Hewlett-Packard says it's willing to make public all of the previously sealed information from its June 14 lawsuit against Oracle, in which HP accused its former partner of breaching agreements to continue developing software for HP's Itanium-based server line.
In a Thursday court filing, a copy of which HP sent to CRN, HP denied Oracle's assertion that HP is trying to hide certain details of last month's lawsuit and said it's "more than willing" to reveal the redacted portions of its complaint. "There is not a single word in HP's complaint that HP is not willing -- indeed eager -- to make public," HP said in the filing.
HP's filing came in response to Oracle's June 29 filing, in which Oracle asked the court to reject HP's earlier request to seal certain documents and preserve the redacted versions of other documents.
Both HP and Oracle admit that the redactions in HP's June 14 lawsuit pertain to the confidential settlement agreement that HP and former CEO and president Mark Hurd signed in September. Under that agreement, HP dropped the lawsuit it filed against Hurd after he joined Oracle as co-president, while Hurd gave up the roughly $30 million in stock options he received in August in his HP severance package.
However, Oracle is still pressing HP to reveal the full details of its agreement with Hurd.
"In a legal filing today, HP said it is more than willing to make its complaint against Oracle public.
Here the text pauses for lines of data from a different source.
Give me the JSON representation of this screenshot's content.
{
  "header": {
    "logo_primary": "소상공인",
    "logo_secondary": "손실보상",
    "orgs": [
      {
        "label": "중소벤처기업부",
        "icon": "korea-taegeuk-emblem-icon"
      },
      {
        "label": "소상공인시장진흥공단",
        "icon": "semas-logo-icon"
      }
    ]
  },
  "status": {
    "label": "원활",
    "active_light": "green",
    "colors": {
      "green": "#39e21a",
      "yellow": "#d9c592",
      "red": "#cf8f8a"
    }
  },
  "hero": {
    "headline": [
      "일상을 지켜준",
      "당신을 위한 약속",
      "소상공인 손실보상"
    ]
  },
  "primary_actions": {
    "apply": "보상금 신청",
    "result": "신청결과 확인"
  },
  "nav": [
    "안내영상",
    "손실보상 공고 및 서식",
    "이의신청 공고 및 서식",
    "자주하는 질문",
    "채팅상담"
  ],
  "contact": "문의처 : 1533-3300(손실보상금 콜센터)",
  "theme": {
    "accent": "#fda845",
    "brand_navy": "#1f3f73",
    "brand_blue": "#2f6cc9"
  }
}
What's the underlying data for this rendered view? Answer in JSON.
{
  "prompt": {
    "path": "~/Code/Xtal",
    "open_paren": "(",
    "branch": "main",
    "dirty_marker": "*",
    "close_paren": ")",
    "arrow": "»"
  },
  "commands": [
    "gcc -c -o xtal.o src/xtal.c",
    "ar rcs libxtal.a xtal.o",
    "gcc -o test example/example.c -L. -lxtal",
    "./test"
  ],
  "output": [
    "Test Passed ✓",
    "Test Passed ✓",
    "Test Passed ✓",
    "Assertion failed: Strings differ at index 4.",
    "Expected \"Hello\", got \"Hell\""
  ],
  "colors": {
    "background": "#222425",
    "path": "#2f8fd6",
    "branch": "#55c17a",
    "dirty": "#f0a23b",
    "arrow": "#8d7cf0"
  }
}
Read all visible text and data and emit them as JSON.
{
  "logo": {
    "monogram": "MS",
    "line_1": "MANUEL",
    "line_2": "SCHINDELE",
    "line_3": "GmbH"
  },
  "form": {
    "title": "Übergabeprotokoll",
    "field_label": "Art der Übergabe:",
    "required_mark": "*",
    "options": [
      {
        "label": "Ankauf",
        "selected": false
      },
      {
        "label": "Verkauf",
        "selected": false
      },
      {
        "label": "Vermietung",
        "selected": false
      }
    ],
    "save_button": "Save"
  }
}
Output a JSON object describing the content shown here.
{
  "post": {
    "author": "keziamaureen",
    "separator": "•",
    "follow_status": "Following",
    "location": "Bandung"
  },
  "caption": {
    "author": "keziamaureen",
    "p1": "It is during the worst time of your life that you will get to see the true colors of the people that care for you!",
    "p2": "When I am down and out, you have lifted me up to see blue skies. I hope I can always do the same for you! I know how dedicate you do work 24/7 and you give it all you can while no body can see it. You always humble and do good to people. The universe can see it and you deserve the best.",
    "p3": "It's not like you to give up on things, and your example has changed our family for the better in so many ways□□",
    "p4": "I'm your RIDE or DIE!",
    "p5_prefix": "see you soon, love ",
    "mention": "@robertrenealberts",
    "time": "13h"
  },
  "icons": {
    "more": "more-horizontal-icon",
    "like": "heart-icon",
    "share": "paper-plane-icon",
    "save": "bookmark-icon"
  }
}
But HP is not willing to make public the settlement agreement upon which the complaint is based. Oracle is not interested in withholding anything from the public. The complaint and the settlement agreement should be fully disclosed immediately," Oracle said Thursday in an emailed statement that was not attributed to a specific executive.
HP claims that the only reason it sought to conceal part of its June 14 lawsuit is that its settlement agreement with Hurd contains a provision that prevents the disclosure of its terms for any purpose.
"Therefore, of necessity, HP filed the motion to seal the public version of the complaint. In light of the great importance that Oracle and Hurd have previously placed on maintaining absolute confidentiality with respect to the Settlement Agreement, HP is surprised that Oracle's position is that HP should have done otherwise," HP wrote in its Thursday filing.
Both HP and Oracle declined to further comment on the Thursday filing.